> **Directions**: Your copy should match the listing below word for word, with no images in it.

==== Data supplied ====

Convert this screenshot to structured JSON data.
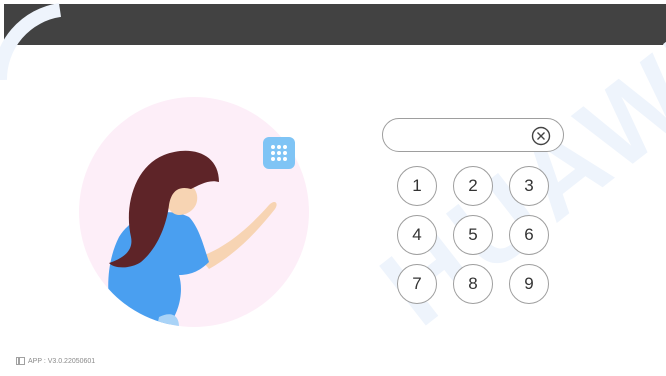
{
  "app": {
    "version_text": "APP : V3.0.22050601"
  },
  "keypad": {
    "keys": [
      "1",
      "2",
      "3",
      "4",
      "5",
      "6",
      "7",
      "8",
      "9"
    ]
  },
  "pin_input": {
    "value": ""
  },
  "watermark": {
    "text": "HUAWEI"
  },
  "icons": {
    "clear": "clear-circle-icon",
    "keypad": "keypad-grid-icon",
    "version": "device-icon"
  },
  "colors": {
    "topbar": "#424242",
    "keypad_icon_bg": "#7fc4f5",
    "circle_bg": "#fdeef8",
    "hair": "#5e2428",
    "shirt": "#4a9ff0",
    "skin": "#f7d4b3"
  }
}
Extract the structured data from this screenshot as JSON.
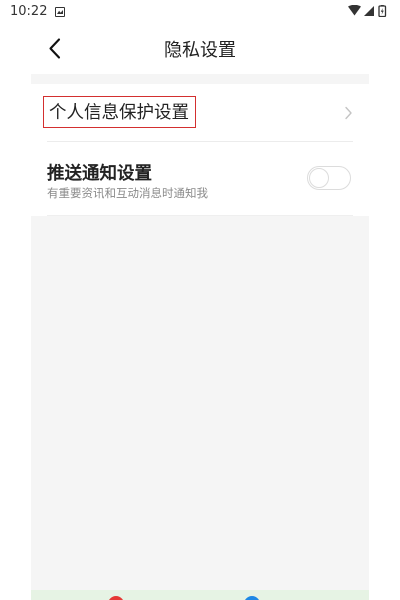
{
  "status_bar": {
    "time": "10:22",
    "notification_icon": "image-notification-icon",
    "icons": [
      "wifi-icon",
      "cellular-signal-icon",
      "battery-charging-icon"
    ]
  },
  "header": {
    "title": "隐私设置",
    "back_icon": "chevron-left-icon"
  },
  "settings": {
    "privacy_item": {
      "label": "个人信息保护设置",
      "icon": "chevron-right-icon",
      "highlight_color": "#d32f2f"
    },
    "push_item": {
      "title": "推送通知设置",
      "subtitle": "有重要资讯和互动消息时通知我",
      "toggle_on": false
    }
  },
  "colors": {
    "background": "#f5f5f5",
    "card": "#ffffff",
    "bottom_strip": "#e6f3e4",
    "red_accent": "#e53935",
    "blue_accent": "#1e88e5"
  }
}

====

> **Task result**:
Convert this screenshot to structured JSON data.
{
  "app": {
    "version_text": "APP : V3.0.22050601"
  },
  "keypad": {
    "keys": [
      "1",
      "2",
      "3",
      "4",
      "5",
      "6",
      "7",
      "8",
      "9"
    ]
  },
  "pin_input": {
    "value": ""
  },
  "watermark": {
    "text": "HUAWEI"
  },
  "icons": {
    "clear": "clear-circle-icon",
    "keypad": "keypad-grid-icon",
    "version": "device-icon"
  },
  "colors": {
    "topbar": "#424242",
    "keypad_icon_bg": "#7fc4f5",
    "circle_bg": "#fdeef8",
    "hair": "#5e2428",
    "shirt": "#4a9ff0",
    "skin": "#f7d4b3"
  }
}
Extract the structured data from this screenshot as JSON.
{
  "status_bar": {
    "time": "10:22",
    "notification_icon": "image-notification-icon",
    "icons": [
      "wifi-icon",
      "cellular-signal-icon",
      "battery-charging-icon"
    ]
  },
  "header": {
    "title": "隐私设置",
    "back_icon": "chevron-left-icon"
  },
  "settings": {
    "privacy_item": {
      "label": "个人信息保护设置",
      "icon": "chevron-right-icon",
      "highlight_color": "#d32f2f"
    },
    "push_item": {
      "title": "推送通知设置",
      "subtitle": "有重要资讯和互动消息时通知我",
      "toggle_on": false
    }
  },
  "colors": {
    "background": "#f5f5f5",
    "card": "#ffffff",
    "bottom_strip": "#e6f3e4",
    "red_accent": "#e53935",
    "blue_accent": "#1e88e5"
  }
}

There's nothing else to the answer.